- **HOW TO COMPLETE THIS TASK**:
In the records that follow, skip the pictures and print everything else exactly.

= = = = = = =

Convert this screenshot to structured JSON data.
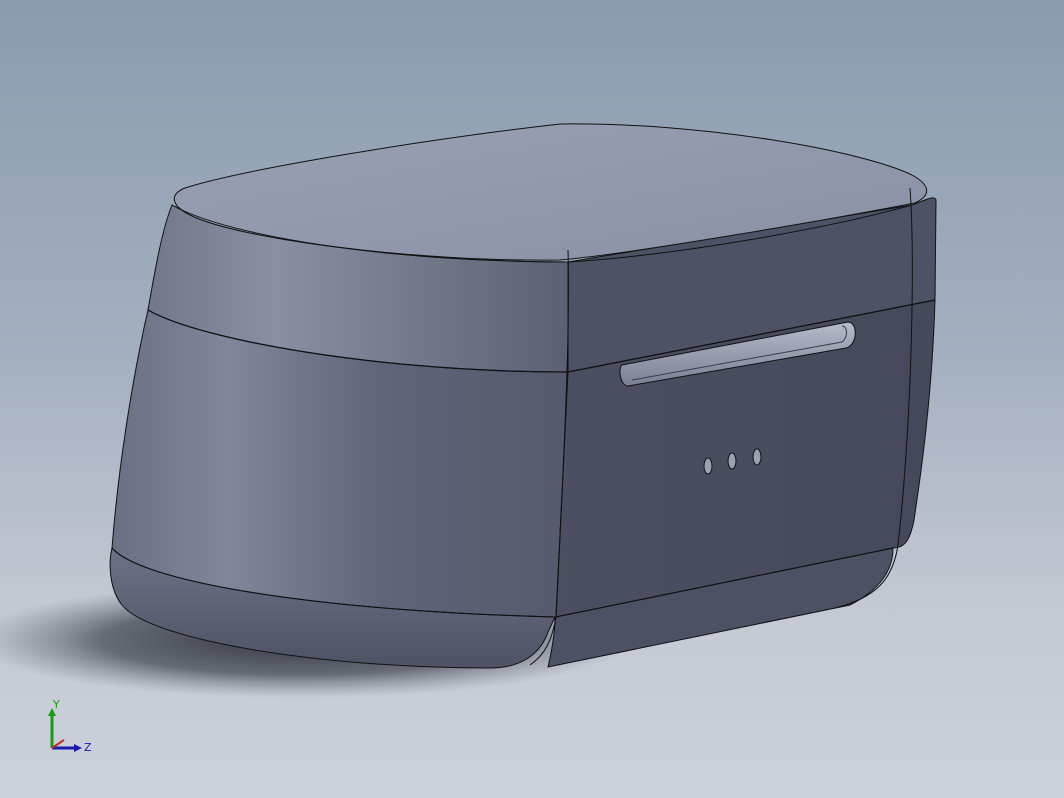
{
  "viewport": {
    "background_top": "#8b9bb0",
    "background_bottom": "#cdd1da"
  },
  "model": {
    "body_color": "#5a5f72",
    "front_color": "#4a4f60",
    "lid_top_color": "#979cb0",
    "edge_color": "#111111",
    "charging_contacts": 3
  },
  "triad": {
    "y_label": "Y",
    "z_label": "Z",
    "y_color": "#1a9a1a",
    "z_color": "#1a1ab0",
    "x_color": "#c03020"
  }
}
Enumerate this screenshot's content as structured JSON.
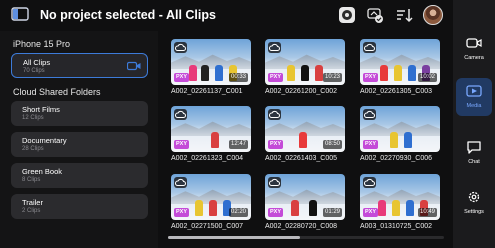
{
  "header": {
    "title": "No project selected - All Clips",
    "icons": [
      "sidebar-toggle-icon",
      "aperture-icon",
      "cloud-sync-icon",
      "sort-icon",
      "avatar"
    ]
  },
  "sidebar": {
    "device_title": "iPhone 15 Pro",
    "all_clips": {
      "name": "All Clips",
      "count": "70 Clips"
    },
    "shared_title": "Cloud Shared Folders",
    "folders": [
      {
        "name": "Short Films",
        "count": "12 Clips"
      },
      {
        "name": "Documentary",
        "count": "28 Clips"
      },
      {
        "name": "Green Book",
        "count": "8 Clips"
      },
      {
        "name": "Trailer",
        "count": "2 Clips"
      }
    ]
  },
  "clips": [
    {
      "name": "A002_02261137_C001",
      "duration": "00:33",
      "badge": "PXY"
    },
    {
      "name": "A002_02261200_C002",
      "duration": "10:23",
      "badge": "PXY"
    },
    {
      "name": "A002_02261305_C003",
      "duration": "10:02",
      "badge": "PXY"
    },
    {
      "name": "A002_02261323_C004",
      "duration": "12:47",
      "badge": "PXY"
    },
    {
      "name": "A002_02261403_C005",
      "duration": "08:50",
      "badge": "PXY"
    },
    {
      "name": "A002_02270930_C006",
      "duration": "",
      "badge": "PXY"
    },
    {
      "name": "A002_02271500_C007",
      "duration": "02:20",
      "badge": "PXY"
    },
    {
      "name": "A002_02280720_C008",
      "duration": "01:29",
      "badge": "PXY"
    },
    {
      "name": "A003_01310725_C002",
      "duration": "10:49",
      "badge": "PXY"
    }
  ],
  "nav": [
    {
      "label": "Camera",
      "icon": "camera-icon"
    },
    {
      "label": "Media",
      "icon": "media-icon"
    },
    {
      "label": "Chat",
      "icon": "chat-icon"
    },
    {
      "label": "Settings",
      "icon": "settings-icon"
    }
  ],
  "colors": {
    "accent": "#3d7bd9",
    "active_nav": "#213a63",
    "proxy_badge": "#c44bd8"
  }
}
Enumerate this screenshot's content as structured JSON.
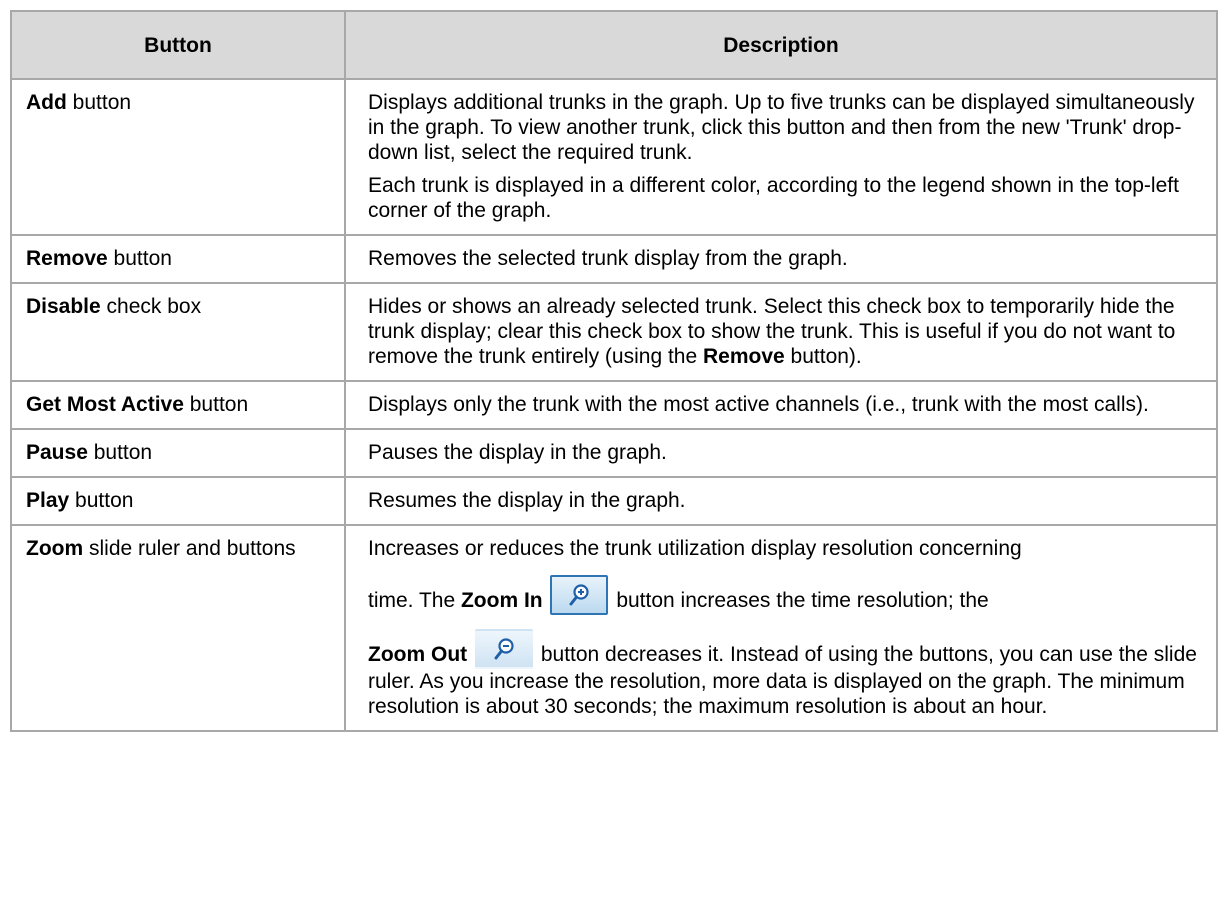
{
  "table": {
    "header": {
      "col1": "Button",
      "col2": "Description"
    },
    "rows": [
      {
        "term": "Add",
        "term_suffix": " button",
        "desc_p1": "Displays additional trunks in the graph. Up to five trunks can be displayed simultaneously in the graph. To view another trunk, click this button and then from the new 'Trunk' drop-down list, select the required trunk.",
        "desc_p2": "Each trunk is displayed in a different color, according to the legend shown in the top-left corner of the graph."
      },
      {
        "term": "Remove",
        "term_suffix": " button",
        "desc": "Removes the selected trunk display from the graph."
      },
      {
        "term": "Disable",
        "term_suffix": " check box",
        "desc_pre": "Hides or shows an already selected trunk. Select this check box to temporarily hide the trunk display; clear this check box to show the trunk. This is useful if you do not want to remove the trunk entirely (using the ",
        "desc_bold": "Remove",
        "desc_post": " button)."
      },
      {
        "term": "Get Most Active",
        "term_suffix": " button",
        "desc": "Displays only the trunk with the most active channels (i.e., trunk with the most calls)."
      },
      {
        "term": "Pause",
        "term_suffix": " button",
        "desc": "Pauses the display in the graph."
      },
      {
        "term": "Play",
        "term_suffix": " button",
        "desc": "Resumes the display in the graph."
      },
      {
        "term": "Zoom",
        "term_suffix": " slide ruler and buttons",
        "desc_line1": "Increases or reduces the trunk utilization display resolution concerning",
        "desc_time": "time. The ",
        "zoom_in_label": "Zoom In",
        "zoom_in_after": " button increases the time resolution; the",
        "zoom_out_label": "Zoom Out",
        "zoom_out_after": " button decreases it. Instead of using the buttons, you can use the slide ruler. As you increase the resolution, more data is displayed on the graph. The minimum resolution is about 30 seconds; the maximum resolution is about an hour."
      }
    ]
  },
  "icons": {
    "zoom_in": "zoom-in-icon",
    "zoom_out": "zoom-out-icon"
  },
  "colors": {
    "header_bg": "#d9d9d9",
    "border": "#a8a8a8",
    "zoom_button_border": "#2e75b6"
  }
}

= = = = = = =

- **FINAL ANSWER**:
Convert this screenshot to structured JSON data.
{
  "viewport": {
    "background_top": "#8b9bb0",
    "background_bottom": "#cdd1da"
  },
  "model": {
    "body_color": "#5a5f72",
    "front_color": "#4a4f60",
    "lid_top_color": "#979cb0",
    "edge_color": "#111111",
    "charging_contacts": 3
  },
  "triad": {
    "y_label": "Y",
    "z_label": "Z",
    "y_color": "#1a9a1a",
    "z_color": "#1a1ab0",
    "x_color": "#c03020"
  }
}
Enumerate this screenshot's content as structured JSON.
{
  "header": {
    "title": "No project selected - All Clips",
    "icons": [
      "sidebar-toggle-icon",
      "aperture-icon",
      "cloud-sync-icon",
      "sort-icon",
      "avatar"
    ]
  },
  "sidebar": {
    "device_title": "iPhone 15 Pro",
    "all_clips": {
      "name": "All Clips",
      "count": "70 Clips"
    },
    "shared_title": "Cloud Shared Folders",
    "folders": [
      {
        "name": "Short Films",
        "count": "12 Clips"
      },
      {
        "name": "Documentary",
        "count": "28 Clips"
      },
      {
        "name": "Green Book",
        "count": "8 Clips"
      },
      {
        "name": "Trailer",
        "count": "2 Clips"
      }
    ]
  },
  "clips": [
    {
      "name": "A002_02261137_C001",
      "duration": "00:33",
      "badge": "PXY"
    },
    {
      "name": "A002_02261200_C002",
      "duration": "10:23",
      "badge": "PXY"
    },
    {
      "name": "A002_02261305_C003",
      "duration": "10:02",
      "badge": "PXY"
    },
    {
      "name": "A002_02261323_C004",
      "duration": "12:47",
      "badge": "PXY"
    },
    {
      "name": "A002_02261403_C005",
      "duration": "08:50",
      "badge": "PXY"
    },
    {
      "name": "A002_02270930_C006",
      "duration": "",
      "badge": "PXY"
    },
    {
      "name": "A002_02271500_C007",
      "duration": "02:20",
      "badge": "PXY"
    },
    {
      "name": "A002_02280720_C008",
      "duration": "01:29",
      "badge": "PXY"
    },
    {
      "name": "A003_01310725_C002",
      "duration": "10:49",
      "badge": "PXY"
    }
  ],
  "nav": [
    {
      "label": "Camera",
      "icon": "camera-icon"
    },
    {
      "label": "Media",
      "icon": "media-icon"
    },
    {
      "label": "Chat",
      "icon": "chat-icon"
    },
    {
      "label": "Settings",
      "icon": "settings-icon"
    }
  ],
  "colors": {
    "accent": "#3d7bd9",
    "active_nav": "#213a63",
    "proxy_badge": "#c44bd8"
  }
}
Enumerate this screenshot's content as structured JSON.
{
  "table": {
    "header": {
      "col1": "Button",
      "col2": "Description"
    },
    "rows": [
      {
        "term": "Add",
        "term_suffix": " button",
        "desc_p1": "Displays additional trunks in the graph. Up to five trunks can be displayed simultaneously in the graph. To view another trunk, click this button and then from the new 'Trunk' drop-down list, select the required trunk.",
        "desc_p2": "Each trunk is displayed in a different color, according to the legend shown in the top-left corner of the graph."
      },
      {
        "term": "Remove",
        "term_suffix": " button",
        "desc": "Removes the selected trunk display from the graph."
      },
      {
        "term": "Disable",
        "term_suffix": " check box",
        "desc_pre": "Hides or shows an already selected trunk. Select this check box to temporarily hide the trunk display; clear this check box to show the trunk. This is useful if you do not want to remove the trunk entirely (using the ",
        "desc_bold": "Remove",
        "desc_post": " button)."
      },
      {
        "term": "Get Most Active",
        "term_suffix": " button",
        "desc": "Displays only the trunk with the most active channels (i.e., trunk with the most calls)."
      },
      {
        "term": "Pause",
        "term_suffix": " button",
        "desc": "Pauses the display in the graph."
      },
      {
        "term": "Play",
        "term_suffix": " button",
        "desc": "Resumes the display in the graph."
      },
      {
        "term": "Zoom",
        "term_suffix": " slide ruler and buttons",
        "desc_line1": "Increases or reduces the trunk utilization display resolution concerning",
        "desc_time": "time. The ",
        "zoom_in_label": "Zoom In",
        "zoom_in_after": " button increases the time resolution; the",
        "zoom_out_label": "Zoom Out",
        "zoom_out_after": " button decreases it. Instead of using the buttons, you can use the slide ruler. As you increase the resolution, more data is displayed on the graph. The minimum resolution is about 30 seconds; the maximum resolution is about an hour."
      }
    ]
  },
  "icons": {
    "zoom_in": "zoom-in-icon",
    "zoom_out": "zoom-out-icon"
  },
  "colors": {
    "header_bg": "#d9d9d9",
    "border": "#a8a8a8",
    "zoom_button_border": "#2e75b6"
  }
}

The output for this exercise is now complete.